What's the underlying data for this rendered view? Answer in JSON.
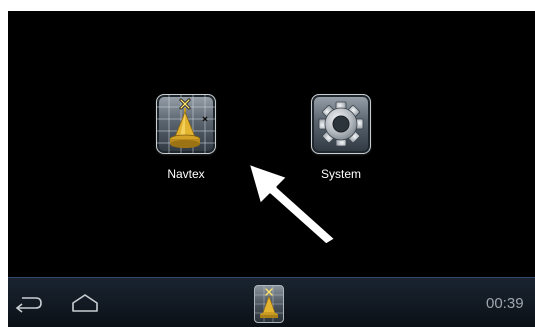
{
  "apps": [
    {
      "label": "Navtex",
      "icon": "navtex-buoy-icon"
    },
    {
      "label": "System",
      "icon": "system-gear-icon"
    }
  ],
  "navbar": {
    "back_icon": "back-arrow-icon",
    "home_icon": "home-icon",
    "running_app_icon": "navtex-buoy-icon",
    "clock": "00:39"
  },
  "colors": {
    "screen_background": "#000000",
    "navbar_border": "#2f4a66",
    "clock_text": "#9fa6ad",
    "buoy_gold": "#e3b430",
    "pointer_arrow": "#ffffff"
  }
}
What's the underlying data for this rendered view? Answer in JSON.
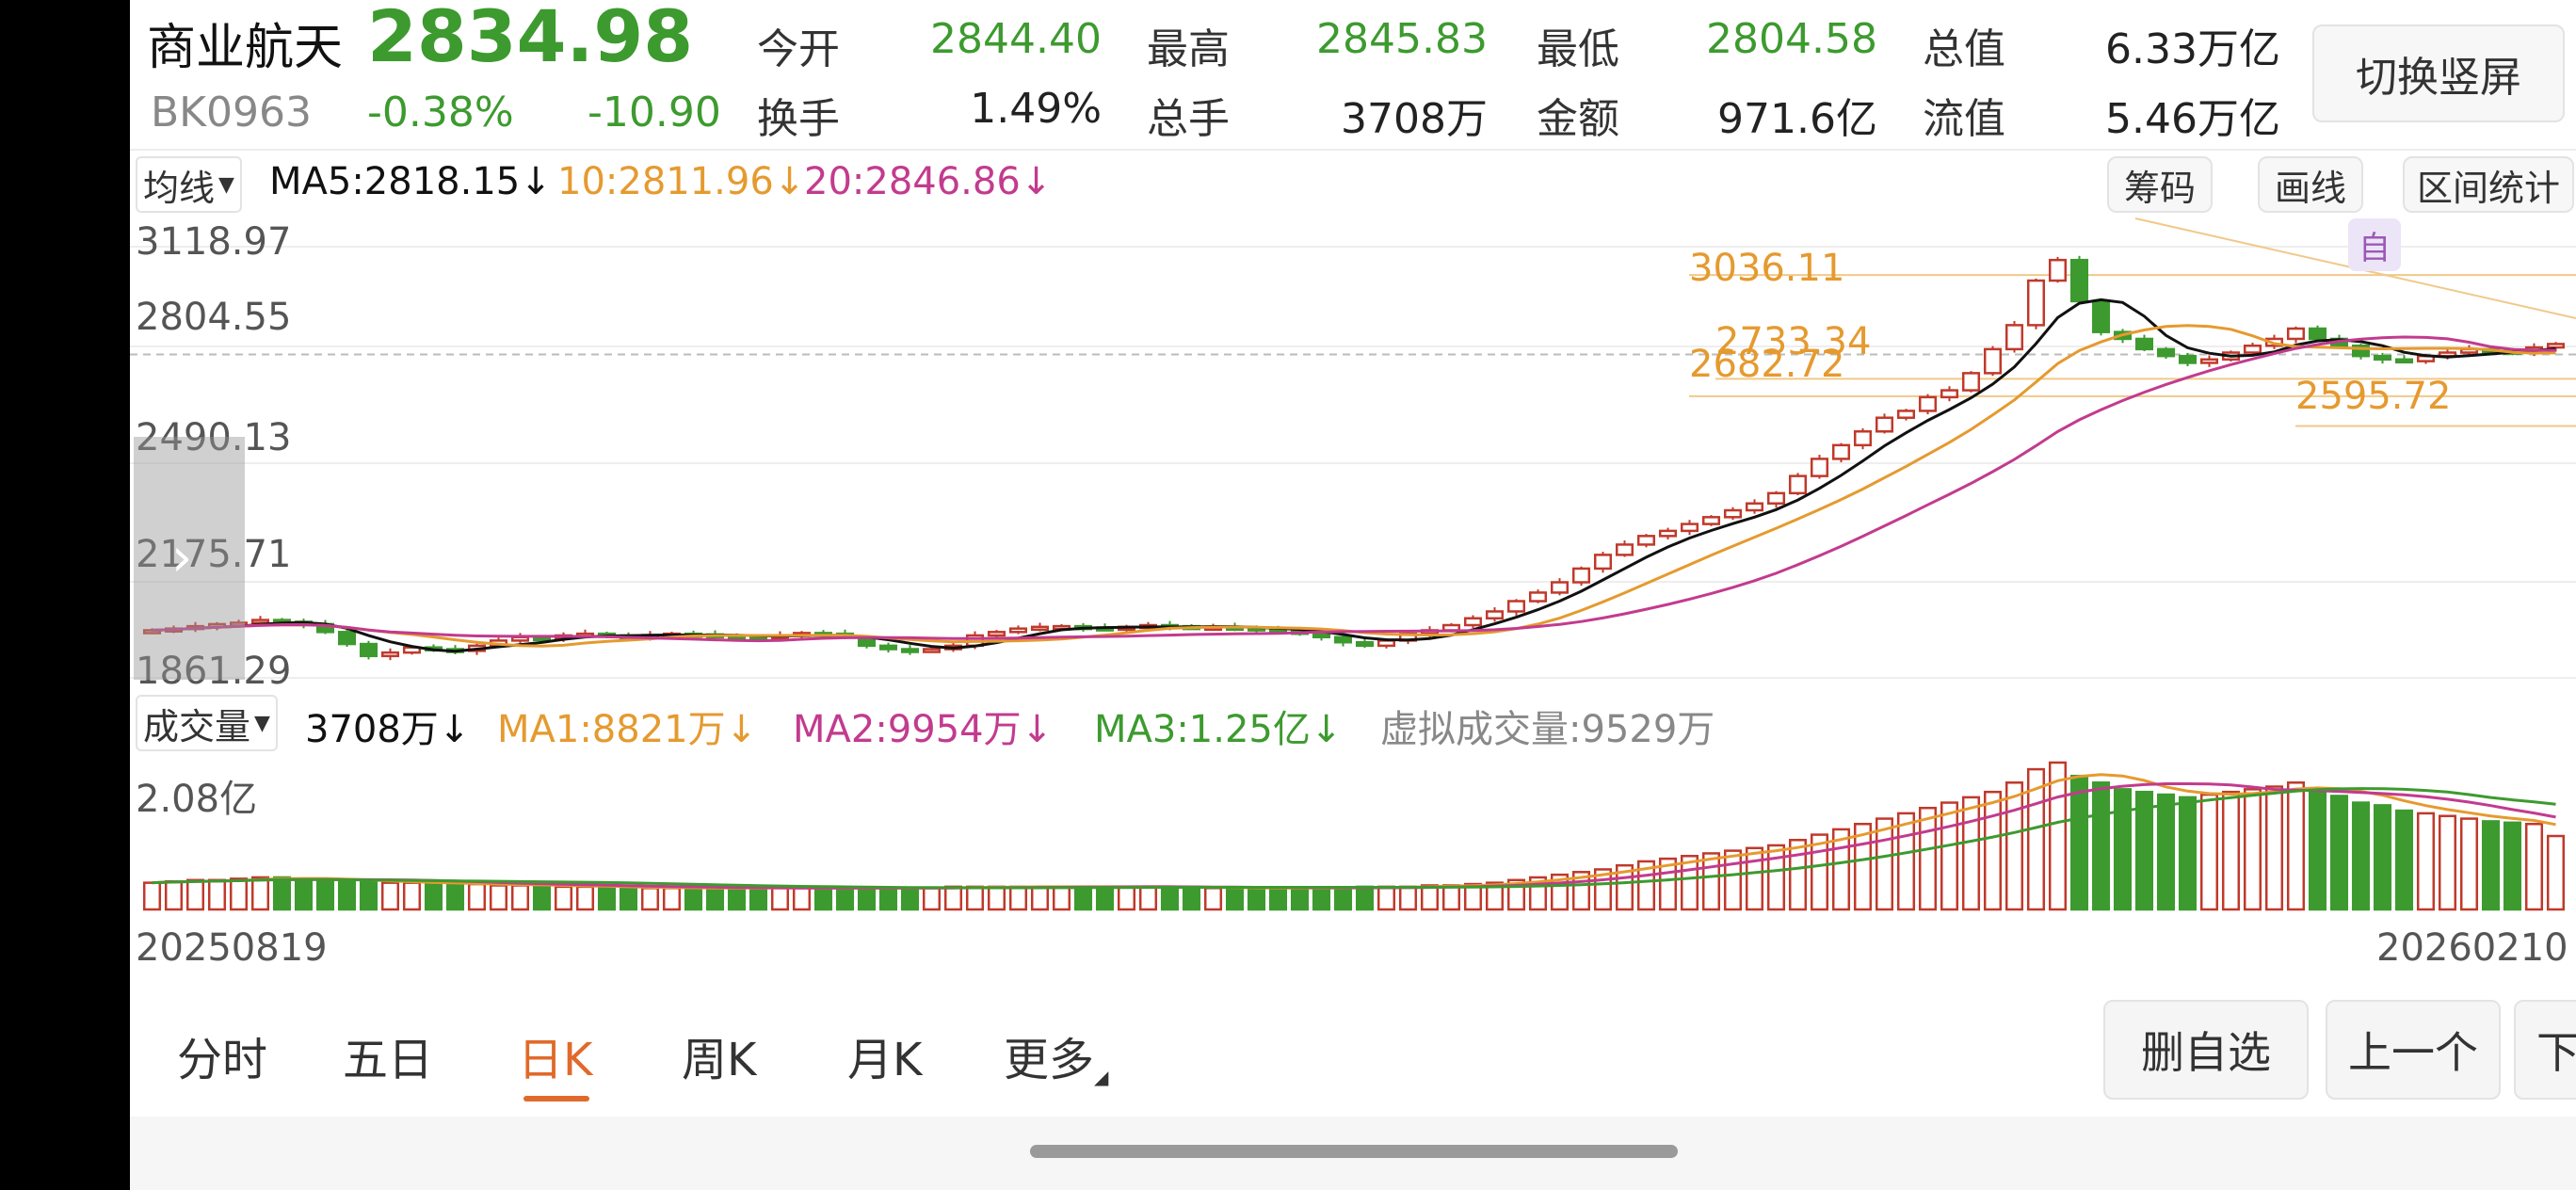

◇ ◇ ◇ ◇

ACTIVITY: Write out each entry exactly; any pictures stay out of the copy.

YOUR RESPONSE:
What's the underlying data for this rendered view? Answer in JSON.
{
  "apps": [
    {
      "label": "Navtex",
      "icon": "navtex-buoy-icon"
    },
    {
      "label": "System",
      "icon": "system-gear-icon"
    }
  ],
  "navbar": {
    "back_icon": "back-arrow-icon",
    "home_icon": "home-icon",
    "running_app_icon": "navtex-buoy-icon",
    "clock": "00:39"
  },
  "colors": {
    "screen_background": "#000000",
    "navbar_border": "#2f4a66",
    "clock_text": "#9fa6ad",
    "buoy_gold": "#e3b430",
    "pointer_arrow": "#ffffff"
  }
}
What's the underlying data for this rendered view? Answer in JSON.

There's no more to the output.